Regulations and legislation continue evolving, but those in the South Florida produce industry see it as a priority to keep their employees and customers all on the same page.

“I never look at it as a negative effect,” says Frank A. Ramos, president of customs broker, The Perishable Specialist Inc., Miami. “It’s our job to make sure our customers are up to date on regulations and the flow continues to go seamlessly.”

One of these changes is the cost of federal fumigations, which go up every Dec. 28.

“It’s a treatment fee they’ve put in place, and it’s phased into a five-year plan for anything treated through USDA, so there will be another increase this year,” he said late in the year.

Ramos makes sure his customers are well educated on the topic, as well as any other regulatory changes coming down the pike.

“We have great relationships with government agencies in South Florida,” he says. “We have a great co-op crew down here with meetings every month that are open to all people involved, where we receive updates and it’s a venue to develop relationships.”

As national brokers who clear in every state, he emphasizes that this camaraderie and communication is different from the other ports. “South Florida is the best,” he says.

Pat Compres, CEO of Advance Customs Brokers & Consulting, LLC in Miami, has felt the impact of ongoing changes related to the Automated Commercial Environment system used by U.S. Customs and Border Protection for shipments.

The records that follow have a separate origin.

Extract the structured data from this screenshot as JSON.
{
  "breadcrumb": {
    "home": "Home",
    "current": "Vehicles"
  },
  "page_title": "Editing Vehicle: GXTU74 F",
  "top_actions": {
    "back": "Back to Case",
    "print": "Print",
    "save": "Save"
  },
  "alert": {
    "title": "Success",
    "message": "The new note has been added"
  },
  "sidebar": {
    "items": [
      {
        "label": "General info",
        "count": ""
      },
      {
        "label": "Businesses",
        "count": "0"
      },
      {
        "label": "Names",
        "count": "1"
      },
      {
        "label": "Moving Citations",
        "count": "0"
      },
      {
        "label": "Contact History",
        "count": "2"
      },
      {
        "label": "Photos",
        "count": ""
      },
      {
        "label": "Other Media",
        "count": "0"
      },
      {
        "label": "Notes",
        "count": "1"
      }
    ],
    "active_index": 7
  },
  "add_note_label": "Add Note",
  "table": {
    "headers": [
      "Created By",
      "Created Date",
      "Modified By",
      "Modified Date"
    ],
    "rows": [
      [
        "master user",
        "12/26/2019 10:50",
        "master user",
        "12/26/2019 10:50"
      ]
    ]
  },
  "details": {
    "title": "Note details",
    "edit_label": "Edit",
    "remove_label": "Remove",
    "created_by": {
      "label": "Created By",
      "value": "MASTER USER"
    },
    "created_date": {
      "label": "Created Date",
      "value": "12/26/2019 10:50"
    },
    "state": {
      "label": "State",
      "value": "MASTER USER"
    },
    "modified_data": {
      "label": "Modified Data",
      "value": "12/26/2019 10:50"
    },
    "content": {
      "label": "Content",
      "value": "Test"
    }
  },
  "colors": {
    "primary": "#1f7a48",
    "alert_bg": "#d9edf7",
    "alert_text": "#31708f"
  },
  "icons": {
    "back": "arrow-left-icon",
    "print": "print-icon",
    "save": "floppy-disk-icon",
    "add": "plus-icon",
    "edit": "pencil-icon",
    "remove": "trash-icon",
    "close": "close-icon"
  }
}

Security, too, has been enhanced at ports, which Compres says, “even though it does not necessarily affect us directly, it affects our importers as they may experience delays because of U.S. Customs holds.”

In addition, the USDA’s Cold Treatment Pilot Project is influencing shipping patterns.

“We see more and more cargo being redirected to the southern ports,” Compres says, including Miami and Port Everglades, as well as more arrivals into Savannah, GA.

Another significant regulatory impact revolves around transportation.

“Freight is the big thing after electronic log books,” says Cruz Castillo, salesman for Jalaram Produce Inc., Homestead, FL.

He says the reverberations are just beginning to reach Jalaram Produce.

“We haven’t seen a huge effect yet, but with more strict regulations for transportation, it affects one of two things: time or cost.”

In response, there’s been tinkering with schedules but bottom line, Castillo contends, it comes down to choosing between being flexible or paying a more for on-time deliveries. And if on-time is a must, then it may be necessary to pay for a team instead of a solo driver.

This is an excerpt from the most recent Produce Blueprints quarterly journal. Click here to read the full article.